While steadily approaching another Spark.me conference, we decided to refresh our memory with some great talks we enjoyed at Spark.me 2017! So let’s start with Sharad Sagar, an Indian social entrepreneur featured in the Forbes “30 Under 30” global list (in 2016), and in The Rockefeller Foundation Centennial List of “100 Next Century Innovators”.
I’ve had the pleasure of meeting him in Oslo, a few months before the conference. Even though I had no idea that I’m speaking with one of the most popular guys in India, I was amazed by his extraordinary personality. Sharad is a perfect mix of modesty, great sense of humor, infectious passion, and brilliant storytelling abilities.
His company, Dexterity Global, is an internationally awarded social enterprise which creates and leverages online and offline platforms for high school students to democratize access to information, opportunities, resources, and platforms.

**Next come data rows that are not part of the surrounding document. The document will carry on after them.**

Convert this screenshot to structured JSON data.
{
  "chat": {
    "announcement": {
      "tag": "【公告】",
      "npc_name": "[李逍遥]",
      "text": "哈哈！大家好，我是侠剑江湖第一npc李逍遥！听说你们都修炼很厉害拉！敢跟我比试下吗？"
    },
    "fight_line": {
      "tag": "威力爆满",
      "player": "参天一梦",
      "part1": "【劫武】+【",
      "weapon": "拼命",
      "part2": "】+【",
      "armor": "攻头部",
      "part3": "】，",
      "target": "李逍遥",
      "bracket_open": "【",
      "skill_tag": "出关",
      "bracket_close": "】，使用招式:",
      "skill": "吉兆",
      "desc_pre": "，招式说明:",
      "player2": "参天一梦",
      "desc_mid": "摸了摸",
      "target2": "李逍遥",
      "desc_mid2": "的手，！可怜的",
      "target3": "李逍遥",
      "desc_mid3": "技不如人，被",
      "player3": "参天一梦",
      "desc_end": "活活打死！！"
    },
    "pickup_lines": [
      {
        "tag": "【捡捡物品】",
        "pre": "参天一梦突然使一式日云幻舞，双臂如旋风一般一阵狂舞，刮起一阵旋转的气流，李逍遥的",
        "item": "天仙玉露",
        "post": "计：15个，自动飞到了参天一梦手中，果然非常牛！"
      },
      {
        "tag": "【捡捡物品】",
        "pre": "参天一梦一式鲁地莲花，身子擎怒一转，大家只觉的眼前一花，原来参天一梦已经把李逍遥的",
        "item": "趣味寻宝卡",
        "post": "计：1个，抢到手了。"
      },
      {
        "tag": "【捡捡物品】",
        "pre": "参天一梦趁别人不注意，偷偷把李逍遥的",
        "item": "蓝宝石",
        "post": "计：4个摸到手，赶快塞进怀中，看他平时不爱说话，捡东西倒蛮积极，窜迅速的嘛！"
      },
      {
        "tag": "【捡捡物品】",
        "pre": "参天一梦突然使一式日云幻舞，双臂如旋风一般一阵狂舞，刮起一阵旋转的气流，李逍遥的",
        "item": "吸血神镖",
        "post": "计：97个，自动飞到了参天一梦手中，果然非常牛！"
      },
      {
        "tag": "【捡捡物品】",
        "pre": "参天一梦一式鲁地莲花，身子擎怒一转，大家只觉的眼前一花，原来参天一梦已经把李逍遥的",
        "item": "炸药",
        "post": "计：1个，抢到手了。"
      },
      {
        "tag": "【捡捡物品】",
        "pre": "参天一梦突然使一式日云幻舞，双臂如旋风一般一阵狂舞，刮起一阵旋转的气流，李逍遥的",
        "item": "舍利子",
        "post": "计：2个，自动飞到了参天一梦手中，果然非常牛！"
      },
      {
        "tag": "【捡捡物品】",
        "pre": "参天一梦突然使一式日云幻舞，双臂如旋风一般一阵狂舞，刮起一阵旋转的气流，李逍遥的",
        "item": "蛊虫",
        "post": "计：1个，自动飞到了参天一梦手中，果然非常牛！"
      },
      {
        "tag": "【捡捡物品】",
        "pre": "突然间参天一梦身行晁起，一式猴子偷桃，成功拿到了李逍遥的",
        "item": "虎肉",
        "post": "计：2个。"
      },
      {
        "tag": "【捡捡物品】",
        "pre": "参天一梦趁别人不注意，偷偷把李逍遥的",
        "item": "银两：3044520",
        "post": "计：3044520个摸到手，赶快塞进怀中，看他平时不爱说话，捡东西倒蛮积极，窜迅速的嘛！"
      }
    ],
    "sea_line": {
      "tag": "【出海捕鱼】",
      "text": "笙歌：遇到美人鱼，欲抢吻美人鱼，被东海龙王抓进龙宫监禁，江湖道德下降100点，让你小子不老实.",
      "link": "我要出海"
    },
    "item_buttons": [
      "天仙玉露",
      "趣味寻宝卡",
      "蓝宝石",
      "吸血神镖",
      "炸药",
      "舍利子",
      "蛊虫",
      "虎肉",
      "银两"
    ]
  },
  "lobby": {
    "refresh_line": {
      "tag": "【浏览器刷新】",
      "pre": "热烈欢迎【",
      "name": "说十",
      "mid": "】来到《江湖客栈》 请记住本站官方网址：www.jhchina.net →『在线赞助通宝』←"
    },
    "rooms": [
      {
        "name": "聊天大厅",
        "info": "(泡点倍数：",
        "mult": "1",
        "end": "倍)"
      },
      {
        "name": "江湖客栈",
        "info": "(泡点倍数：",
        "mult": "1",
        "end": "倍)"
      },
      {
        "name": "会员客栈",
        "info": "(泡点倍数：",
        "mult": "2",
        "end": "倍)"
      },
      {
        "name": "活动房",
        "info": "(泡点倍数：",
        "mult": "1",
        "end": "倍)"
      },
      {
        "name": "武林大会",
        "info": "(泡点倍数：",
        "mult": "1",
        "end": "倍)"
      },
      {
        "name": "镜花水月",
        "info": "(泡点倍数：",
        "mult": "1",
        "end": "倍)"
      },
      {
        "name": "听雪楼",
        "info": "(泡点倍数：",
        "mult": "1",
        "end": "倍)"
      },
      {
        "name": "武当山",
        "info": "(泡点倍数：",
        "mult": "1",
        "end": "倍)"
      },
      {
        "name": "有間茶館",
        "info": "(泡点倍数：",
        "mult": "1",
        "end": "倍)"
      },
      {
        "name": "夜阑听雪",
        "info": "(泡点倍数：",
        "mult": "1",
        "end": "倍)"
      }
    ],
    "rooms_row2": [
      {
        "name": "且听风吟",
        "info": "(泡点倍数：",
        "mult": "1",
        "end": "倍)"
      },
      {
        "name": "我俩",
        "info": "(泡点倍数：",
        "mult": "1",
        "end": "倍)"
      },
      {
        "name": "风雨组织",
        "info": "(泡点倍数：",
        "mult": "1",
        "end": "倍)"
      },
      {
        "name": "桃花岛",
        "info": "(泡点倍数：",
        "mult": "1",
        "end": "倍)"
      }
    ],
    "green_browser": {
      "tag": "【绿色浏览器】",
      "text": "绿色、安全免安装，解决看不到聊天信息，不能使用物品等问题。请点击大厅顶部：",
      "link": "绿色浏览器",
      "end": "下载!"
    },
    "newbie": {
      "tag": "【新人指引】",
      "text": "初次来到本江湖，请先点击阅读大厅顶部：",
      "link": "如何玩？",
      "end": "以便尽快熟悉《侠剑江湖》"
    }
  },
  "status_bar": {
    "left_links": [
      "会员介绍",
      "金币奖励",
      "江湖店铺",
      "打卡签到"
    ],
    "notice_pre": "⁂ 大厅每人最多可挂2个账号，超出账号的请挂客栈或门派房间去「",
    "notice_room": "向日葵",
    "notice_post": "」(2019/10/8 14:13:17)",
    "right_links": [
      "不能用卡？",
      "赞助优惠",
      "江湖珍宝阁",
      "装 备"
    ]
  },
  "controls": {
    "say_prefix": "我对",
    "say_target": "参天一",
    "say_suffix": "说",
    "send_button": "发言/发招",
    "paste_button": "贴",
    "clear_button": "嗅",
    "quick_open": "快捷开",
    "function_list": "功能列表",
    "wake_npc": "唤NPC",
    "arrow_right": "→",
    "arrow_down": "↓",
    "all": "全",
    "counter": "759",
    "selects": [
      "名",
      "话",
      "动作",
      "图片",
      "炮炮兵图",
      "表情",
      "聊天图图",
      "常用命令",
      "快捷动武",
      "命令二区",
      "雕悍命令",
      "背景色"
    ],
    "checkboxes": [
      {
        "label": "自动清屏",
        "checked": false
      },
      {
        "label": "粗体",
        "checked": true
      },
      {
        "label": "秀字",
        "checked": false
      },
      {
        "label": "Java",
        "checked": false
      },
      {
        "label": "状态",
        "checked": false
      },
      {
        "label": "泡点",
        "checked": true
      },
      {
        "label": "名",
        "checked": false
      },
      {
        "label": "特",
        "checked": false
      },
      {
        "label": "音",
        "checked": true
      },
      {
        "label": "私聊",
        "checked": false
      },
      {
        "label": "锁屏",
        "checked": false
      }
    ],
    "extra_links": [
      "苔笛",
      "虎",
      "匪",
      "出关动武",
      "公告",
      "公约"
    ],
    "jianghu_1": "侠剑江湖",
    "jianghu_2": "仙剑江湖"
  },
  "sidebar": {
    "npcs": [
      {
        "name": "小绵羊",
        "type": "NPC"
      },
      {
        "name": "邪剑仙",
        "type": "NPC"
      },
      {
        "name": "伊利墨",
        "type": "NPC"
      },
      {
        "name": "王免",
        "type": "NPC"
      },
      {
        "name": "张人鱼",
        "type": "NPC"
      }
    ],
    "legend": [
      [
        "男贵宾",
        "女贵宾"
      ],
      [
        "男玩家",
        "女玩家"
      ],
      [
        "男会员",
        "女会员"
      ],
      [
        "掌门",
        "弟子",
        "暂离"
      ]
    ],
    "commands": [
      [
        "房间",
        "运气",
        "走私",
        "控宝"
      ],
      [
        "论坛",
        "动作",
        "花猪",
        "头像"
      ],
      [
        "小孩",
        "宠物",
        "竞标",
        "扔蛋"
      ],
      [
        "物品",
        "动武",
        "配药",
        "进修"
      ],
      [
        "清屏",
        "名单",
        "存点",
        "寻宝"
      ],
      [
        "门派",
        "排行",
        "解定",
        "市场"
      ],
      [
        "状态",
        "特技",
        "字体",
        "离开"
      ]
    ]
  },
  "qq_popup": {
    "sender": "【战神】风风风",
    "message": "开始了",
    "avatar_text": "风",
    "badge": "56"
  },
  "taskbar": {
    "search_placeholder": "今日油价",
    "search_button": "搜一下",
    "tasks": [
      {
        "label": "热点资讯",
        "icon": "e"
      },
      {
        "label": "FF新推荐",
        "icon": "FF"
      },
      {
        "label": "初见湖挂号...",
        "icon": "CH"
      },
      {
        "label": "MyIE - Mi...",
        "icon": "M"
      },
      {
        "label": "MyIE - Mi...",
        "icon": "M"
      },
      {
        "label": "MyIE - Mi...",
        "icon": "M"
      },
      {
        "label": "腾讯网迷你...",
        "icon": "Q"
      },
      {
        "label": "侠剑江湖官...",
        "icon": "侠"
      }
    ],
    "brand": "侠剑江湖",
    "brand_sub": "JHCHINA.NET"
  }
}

Connect with opportunities
Under the Spark.me stage lights, Sharad talked about things which will allow us to move from the 20th to the 21st century. His journey started in India, in a small village without any good schools or libraries. Sharad’s unquenchable thirst for knowledge got him from homeschooling to the prestigious Tufts University.
At the beginning of his talk, Sharad looked back at his first days in school:
“I was a little disappointed; it was not at all that interesting as I thought it would be. Every time I got bored, I started talking to my friend, which would naturally lead to me being expelled from the class. So I can tell I was an outstanding student.”
Yes, the man can joke! 🙂 His story was inspiring in so many ways. I was overwhelmed with the amount of honest passion he emitted all over the place while talking about all the kids from small cities and villages who are disconnected from opportunities. And, as Sharad said, that’s exactly what brought him to do what he does today.
Dexterity Global is focused on three main things:
- Connecting kids with opportunities;
- Helping them build their skill set: critical thinking, research, communication, and leadership;
- Enabling young people transition from high schools to colleges and top colleges across the world.
While talking about leadership, Sharad addressed the audience:
“Most of you here are leaders in some way or the other – you either create content that makes sense, or you consume content and then make sense out of it.”
The drama curve
You know how every great storyteller spontaneously creates the drama curve, while all the listeners hold their breath and wait for the final culmination? That’s exactly what Sharad did. Once upon a time, he visited one small village in India to talk to some high school kids and students. Although everyone thought no one would come to listen to his speech, more than 2,000 people showed up. At the end of the talk, a little girl courageously stood up and shared her story. She said she wants to be a businesswoman, work in the corporate sector for some time, and then go ahead with starting her own company. But her parents didn’t share the enthusiasm: “You are from a small village and you are a girl. These things are not meant for you.”
Spark.Me 2017: Sharad Sagar on Connecting With Opportunities
Spark.me 2017: Robert Fitzpatrick on Talking to Customers Even If They Lie
Spark.Me 2017: Peter Kim on Things That Are Awesome
Sharad encouraged her to pursue the dream by giving examples of successful women all over the world. But, at the Spark.me stage, he confessed that he could have answered differently. Is she aware that she’ll have to work much more to get the paycheck she deserves? How can we fix that?
By making a change. Corporations need to start moving towards a more just and equal workplace because, whether we agree or not, corporations bring change.
“Change is profitable. Change can have a business model”, Sharad says. He explained that the nonprofit is a legal structure and not a business model. If we want to reach out to many people out there, we’ll need to sustain the change by creating an organization, a product, or service which sells itself. The big message engraved on our minds:
“Continue the fight for the equal workplace, so that young girl won’t have to work seventy more days to get a paycheck, or to look at the Fortune 500 list as her unrealized dream.”
Sharad made us think about achieving the impossible. All kids have dreams and it’s our duty to provide the tools to make them come true. That’s where corporations can help because, as Sharad said, corporations look like people all the time. They have to start moving in the direction of creating a better world.
If you want to explore Sharad’s words in more depth, watch him rocking at Spark.me 2017 stage. And while you’re on it, check out other speakers as well! 🙂
Spark.me is one of the most carefully curated business/internet conferences in Southeast Europe. It presents an awesoME place for people all around the world to brainstorm new ideas, share experiences, and enjoy listening to the world-class speakers. The conference is the crown part of .ME’s Corporate Social Responsibility program, and we are proud for making it happen since 2013. If you want to find out more about what lights our spark, check out: www.spark.me